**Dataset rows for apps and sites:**

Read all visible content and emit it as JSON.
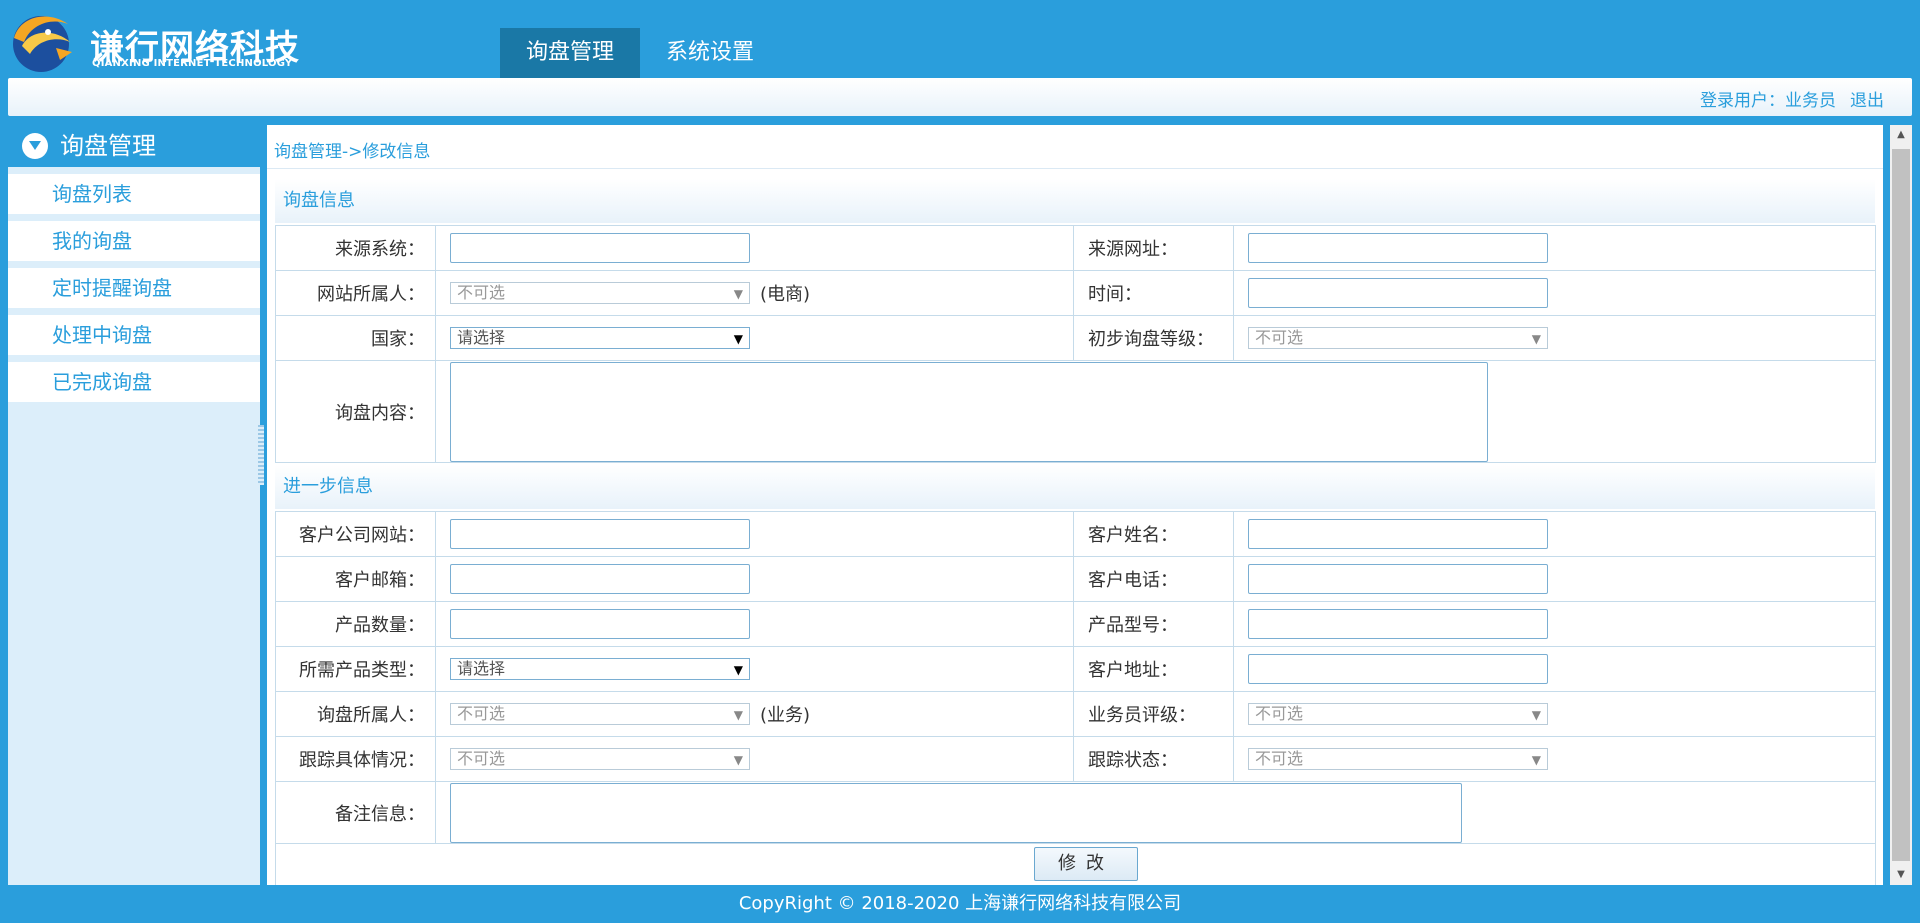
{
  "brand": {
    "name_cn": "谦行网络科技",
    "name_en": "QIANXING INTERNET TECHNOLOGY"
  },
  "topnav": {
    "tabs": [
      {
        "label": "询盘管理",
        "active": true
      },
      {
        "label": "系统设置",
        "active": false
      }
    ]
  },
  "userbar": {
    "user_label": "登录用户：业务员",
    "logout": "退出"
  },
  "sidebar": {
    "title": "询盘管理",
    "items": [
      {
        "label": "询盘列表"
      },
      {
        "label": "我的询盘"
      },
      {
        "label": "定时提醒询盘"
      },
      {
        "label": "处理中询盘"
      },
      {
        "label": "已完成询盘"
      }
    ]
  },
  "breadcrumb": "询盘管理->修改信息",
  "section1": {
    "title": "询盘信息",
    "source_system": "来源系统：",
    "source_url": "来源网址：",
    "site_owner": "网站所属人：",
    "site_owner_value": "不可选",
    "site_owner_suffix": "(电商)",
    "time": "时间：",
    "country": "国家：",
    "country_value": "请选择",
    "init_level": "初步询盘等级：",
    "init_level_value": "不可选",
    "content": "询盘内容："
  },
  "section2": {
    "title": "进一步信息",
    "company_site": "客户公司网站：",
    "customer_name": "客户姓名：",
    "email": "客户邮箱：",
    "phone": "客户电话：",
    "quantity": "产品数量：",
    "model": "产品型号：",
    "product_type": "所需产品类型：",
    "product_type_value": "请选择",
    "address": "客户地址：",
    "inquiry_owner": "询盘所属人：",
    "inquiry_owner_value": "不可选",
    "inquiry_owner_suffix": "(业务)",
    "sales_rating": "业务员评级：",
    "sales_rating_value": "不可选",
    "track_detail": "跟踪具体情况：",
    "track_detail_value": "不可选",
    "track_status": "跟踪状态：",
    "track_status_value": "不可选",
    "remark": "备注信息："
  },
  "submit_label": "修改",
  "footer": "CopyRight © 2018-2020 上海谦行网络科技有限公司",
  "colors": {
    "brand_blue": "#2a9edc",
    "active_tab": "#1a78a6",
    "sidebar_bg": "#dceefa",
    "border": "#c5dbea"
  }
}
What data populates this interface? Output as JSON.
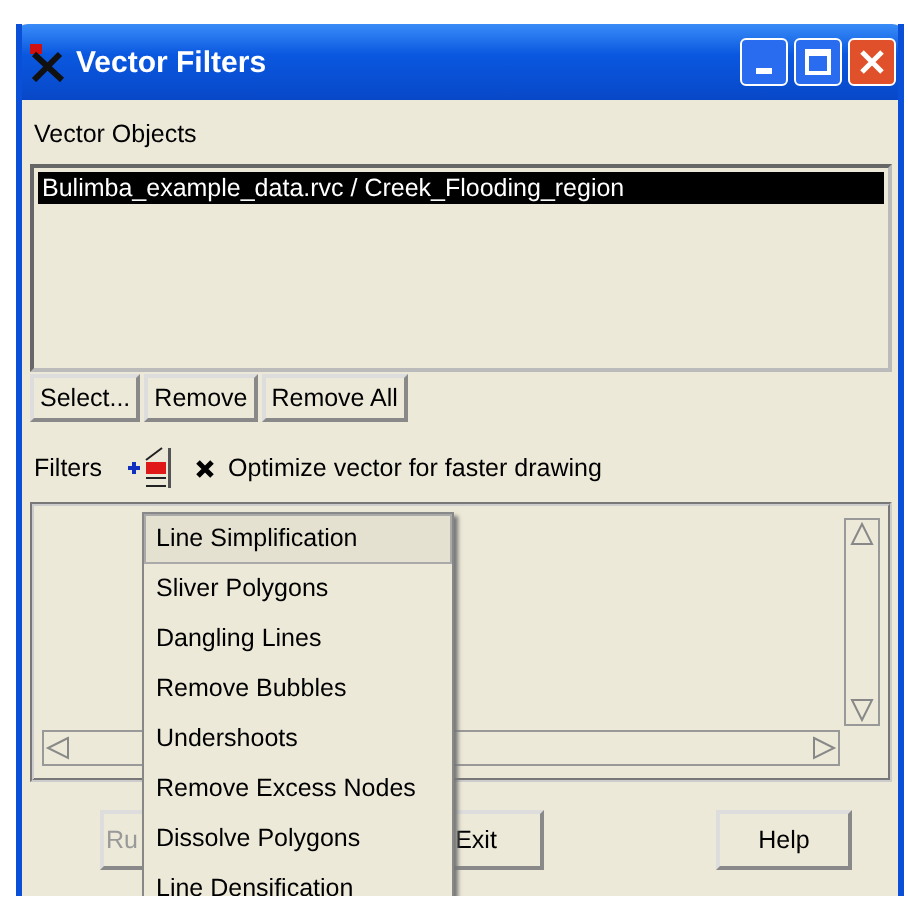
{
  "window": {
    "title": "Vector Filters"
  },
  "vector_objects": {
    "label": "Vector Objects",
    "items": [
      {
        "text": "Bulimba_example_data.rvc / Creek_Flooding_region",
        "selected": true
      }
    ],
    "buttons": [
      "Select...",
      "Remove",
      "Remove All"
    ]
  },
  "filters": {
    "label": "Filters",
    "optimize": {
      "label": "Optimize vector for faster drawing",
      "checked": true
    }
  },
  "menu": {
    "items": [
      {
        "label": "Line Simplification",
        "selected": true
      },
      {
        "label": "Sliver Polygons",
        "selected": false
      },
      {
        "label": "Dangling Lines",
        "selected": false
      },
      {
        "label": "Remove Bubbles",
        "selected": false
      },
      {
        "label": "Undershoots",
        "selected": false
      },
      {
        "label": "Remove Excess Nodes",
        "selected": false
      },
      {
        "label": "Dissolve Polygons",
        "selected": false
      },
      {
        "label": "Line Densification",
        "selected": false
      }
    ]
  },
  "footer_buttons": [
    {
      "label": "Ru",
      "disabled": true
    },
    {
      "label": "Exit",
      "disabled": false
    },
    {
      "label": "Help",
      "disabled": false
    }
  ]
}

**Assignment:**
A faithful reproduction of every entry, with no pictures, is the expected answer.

**Solution for this exercise:**
Read all visible content and emit it as JSON.
{
  "brand": {
    "name_cn": "谦行网络科技",
    "name_en": "QIANXING INTERNET TECHNOLOGY"
  },
  "topnav": {
    "tabs": [
      {
        "label": "询盘管理",
        "active": true
      },
      {
        "label": "系统设置",
        "active": false
      }
    ]
  },
  "userbar": {
    "user_label": "登录用户：业务员",
    "logout": "退出"
  },
  "sidebar": {
    "title": "询盘管理",
    "items": [
      {
        "label": "询盘列表"
      },
      {
        "label": "我的询盘"
      },
      {
        "label": "定时提醒询盘"
      },
      {
        "label": "处理中询盘"
      },
      {
        "label": "已完成询盘"
      }
    ]
  },
  "breadcrumb": "询盘管理->修改信息",
  "section1": {
    "title": "询盘信息",
    "source_system": "来源系统：",
    "source_url": "来源网址：",
    "site_owner": "网站所属人：",
    "site_owner_value": "不可选",
    "site_owner_suffix": "(电商)",
    "time": "时间：",
    "country": "国家：",
    "country_value": "请选择",
    "init_level": "初步询盘等级：",
    "init_level_value": "不可选",
    "content": "询盘内容："
  },
  "section2": {
    "title": "进一步信息",
    "company_site": "客户公司网站：",
    "customer_name": "客户姓名：",
    "email": "客户邮箱：",
    "phone": "客户电话：",
    "quantity": "产品数量：",
    "model": "产品型号：",
    "product_type": "所需产品类型：",
    "product_type_value": "请选择",
    "address": "客户地址：",
    "inquiry_owner": "询盘所属人：",
    "inquiry_owner_value": "不可选",
    "inquiry_owner_suffix": "(业务)",
    "sales_rating": "业务员评级：",
    "sales_rating_value": "不可选",
    "track_detail": "跟踪具体情况：",
    "track_detail_value": "不可选",
    "track_status": "跟踪状态：",
    "track_status_value": "不可选",
    "remark": "备注信息："
  },
  "submit_label": "修改",
  "footer": "CopyRight © 2018-2020 上海谦行网络科技有限公司",
  "colors": {
    "brand_blue": "#2a9edc",
    "active_tab": "#1a78a6",
    "sidebar_bg": "#dceefa",
    "border": "#c5dbea"
  }
}
What data populates this interface? Output as JSON.
{
  "window": {
    "title": "Vector Filters"
  },
  "vector_objects": {
    "label": "Vector Objects",
    "items": [
      {
        "text": "Bulimba_example_data.rvc / Creek_Flooding_region",
        "selected": true
      }
    ],
    "buttons": [
      "Select...",
      "Remove",
      "Remove All"
    ]
  },
  "filters": {
    "label": "Filters",
    "optimize": {
      "label": "Optimize vector for faster drawing",
      "checked": true
    }
  },
  "menu": {
    "items": [
      {
        "label": "Line Simplification",
        "selected": true
      },
      {
        "label": "Sliver Polygons",
        "selected": false
      },
      {
        "label": "Dangling Lines",
        "selected": false
      },
      {
        "label": "Remove Bubbles",
        "selected": false
      },
      {
        "label": "Undershoots",
        "selected": false
      },
      {
        "label": "Remove Excess Nodes",
        "selected": false
      },
      {
        "label": "Dissolve Polygons",
        "selected": false
      },
      {
        "label": "Line Densification",
        "selected": false
      }
    ]
  },
  "footer_buttons": [
    {
      "label": "Ru",
      "disabled": true
    },
    {
      "label": "Exit",
      "disabled": false
    },
    {
      "label": "Help",
      "disabled": false
    }
  ]
}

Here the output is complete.